|Cooperative Classification||A61F2/07, A61F2220/0058, B21F45/008, A61F2/88|
|European Classification||A61F2/88, B21F45/00M|
|Oct 31, 2006||AS||Assignment|
Owner name: SCIMED LIFE SYSTEMS, INC., MINNESOTA
Free format text: MERGER;ASSIGNOR:MEADOX TECHNOLOGY, INC.;REEL/FRAME:018480/0181
Effective date: 19971231
Owner name: MEADOX TECHNOLOGY, INC., MINNESOTA
Free format text: ASSIGNMENT OF ASSIGNORS INTEREST;ASSIGNOR:MEADOX MEDICALS, INC.;REEL/FRAME:018463/0917

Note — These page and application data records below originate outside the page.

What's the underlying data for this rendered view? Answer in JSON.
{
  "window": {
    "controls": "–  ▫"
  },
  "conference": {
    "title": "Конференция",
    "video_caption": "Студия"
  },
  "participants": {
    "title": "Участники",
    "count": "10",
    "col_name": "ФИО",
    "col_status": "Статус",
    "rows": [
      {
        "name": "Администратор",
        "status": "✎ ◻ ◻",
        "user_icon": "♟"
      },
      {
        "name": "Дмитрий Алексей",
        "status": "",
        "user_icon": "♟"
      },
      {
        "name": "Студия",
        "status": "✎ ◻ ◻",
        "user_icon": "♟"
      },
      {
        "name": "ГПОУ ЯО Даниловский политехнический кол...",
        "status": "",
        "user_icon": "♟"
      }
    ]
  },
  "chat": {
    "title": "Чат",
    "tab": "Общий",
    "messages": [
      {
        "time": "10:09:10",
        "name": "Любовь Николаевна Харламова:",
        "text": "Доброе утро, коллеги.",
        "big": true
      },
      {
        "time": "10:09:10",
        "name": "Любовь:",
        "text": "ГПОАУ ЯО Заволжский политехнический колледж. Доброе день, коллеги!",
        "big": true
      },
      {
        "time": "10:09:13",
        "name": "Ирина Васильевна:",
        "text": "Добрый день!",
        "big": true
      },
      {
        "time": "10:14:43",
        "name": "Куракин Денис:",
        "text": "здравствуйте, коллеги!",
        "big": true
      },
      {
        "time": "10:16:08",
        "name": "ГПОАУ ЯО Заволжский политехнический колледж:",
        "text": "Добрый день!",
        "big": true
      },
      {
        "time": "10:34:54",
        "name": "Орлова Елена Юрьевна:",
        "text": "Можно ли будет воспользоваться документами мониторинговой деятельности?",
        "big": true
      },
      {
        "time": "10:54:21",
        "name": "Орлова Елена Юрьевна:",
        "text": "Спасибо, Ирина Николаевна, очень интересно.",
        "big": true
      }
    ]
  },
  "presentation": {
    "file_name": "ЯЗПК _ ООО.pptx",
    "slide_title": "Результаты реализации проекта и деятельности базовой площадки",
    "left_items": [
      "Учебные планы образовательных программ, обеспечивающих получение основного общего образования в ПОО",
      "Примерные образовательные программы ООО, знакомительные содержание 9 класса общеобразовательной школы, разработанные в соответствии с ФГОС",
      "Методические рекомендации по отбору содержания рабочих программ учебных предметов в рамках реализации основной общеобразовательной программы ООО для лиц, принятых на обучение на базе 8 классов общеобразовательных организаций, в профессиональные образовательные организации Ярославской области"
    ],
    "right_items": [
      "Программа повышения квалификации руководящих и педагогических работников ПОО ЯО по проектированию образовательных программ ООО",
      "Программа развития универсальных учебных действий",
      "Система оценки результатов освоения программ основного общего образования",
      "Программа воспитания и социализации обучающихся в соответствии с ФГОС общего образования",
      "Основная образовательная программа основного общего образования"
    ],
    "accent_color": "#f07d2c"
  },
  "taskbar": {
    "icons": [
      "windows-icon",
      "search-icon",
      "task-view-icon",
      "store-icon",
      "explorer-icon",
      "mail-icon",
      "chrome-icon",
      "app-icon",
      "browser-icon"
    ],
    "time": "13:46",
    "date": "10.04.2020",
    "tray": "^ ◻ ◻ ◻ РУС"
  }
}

Effective date: 19960401
|Nov 1, 2006||AS||Assignment|
Owner name: BOSTON SCIENTIFIC SCIMED, INC., MINNESOTA
Free format text: CHANGE OF NAME;ASSIGNOR:SCIMED LIFE SYSTEMS, INC.;REEL/FRAME:018463/0593
Effective date: 20050101
|Aug 21, 2015||REMI||Maintenance fee reminder mailed|
|Jan 10, 2016||LAPS||Lapse for failure to pay maintenance fees|
|Mar 1, 2016||FP||Expired due to failure to pay maintenance fee|
Effective date: 20160110